I’m legally blind: 20/400 in my left eye and 20/300 in my right. I have lectured on the advantages of adaptive devices, iPhones, as well as others that have been developed over the years, and I would love to know what keeps some people holding back.
I had a member recently call me asking where he could get a large-number flip phone. I said, “Get a smartphone. You don’t have to look for numbers, you just have to program the phone and then ask them to call that person.” Then I added, “Even if that person is not on your contact list, you tell the phone the number you need.”
I don’t think a day goes by that I’m not on my computer. I wake up to search my email and close down at night, seeing what else came in. I do research, catch up on the news of the day and visit my friends and family as well as the stock market.
The doctor tells us our hearing is bad and we run to buy a hearing aid for an average price of $3,000. We run to the eye doctor, retina specialist, or low vision optometrist, and fit new glasses, yet don’t run to buy a CCTV. We ask others to read our mail, may not be able to read a newspaper or magazine or book, yet hesitate to get an electronic magnifier to open up the world.
One thing I picked up on while lecturing on “Low Vision Rehabilitation” really opened my eyes. A lady in the front row said, “Why should I bother?
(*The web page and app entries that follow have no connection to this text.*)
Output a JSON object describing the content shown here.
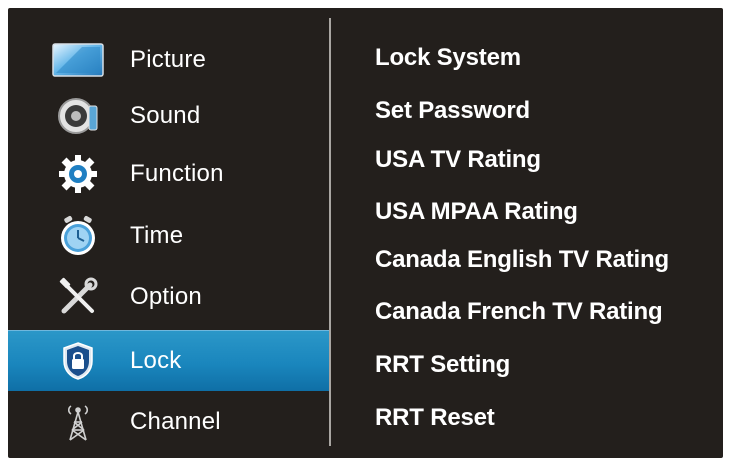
{
  "main_menu": {
    "items": [
      {
        "label": "Picture",
        "icon": "picture-icon"
      },
      {
        "label": "Sound",
        "icon": "speaker-icon"
      },
      {
        "label": "Function",
        "icon": "gear-icon"
      },
      {
        "label": "Time",
        "icon": "clock-icon"
      },
      {
        "label": "Option",
        "icon": "tools-icon"
      },
      {
        "label": "Lock",
        "icon": "lock-icon",
        "selected": true
      },
      {
        "label": "Channel",
        "icon": "antenna-icon"
      }
    ]
  },
  "lock_menu": {
    "items": [
      {
        "label": "Lock System"
      },
      {
        "label": "Set Password"
      },
      {
        "label": "USA TV Rating"
      },
      {
        "label": "USA MPAA Rating"
      },
      {
        "label": "Canada English TV Rating"
      },
      {
        "label": "Canada French TV Rating"
      },
      {
        "label": "RRT Setting"
      },
      {
        "label": "RRT Reset"
      }
    ]
  },
  "colors": {
    "background": "#231f1c",
    "highlight": "#1a86bd",
    "text": "#ffffff"
  }
}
I’m 95 years old.” I came back with, “What are you waiting for?”
No one knows for sure how much time we have left. Why not make the time we do have left as good as we can make it? If we can better our lives on this Earth, let’s go for it!
Get started with OE resources:
- Learning At Any Age With Vision Loss
- Magnifiers Are A Must
- Savvy Seniors Tech Support Resources
- 10 Things To Know About iPhone Accessibility
- App Happy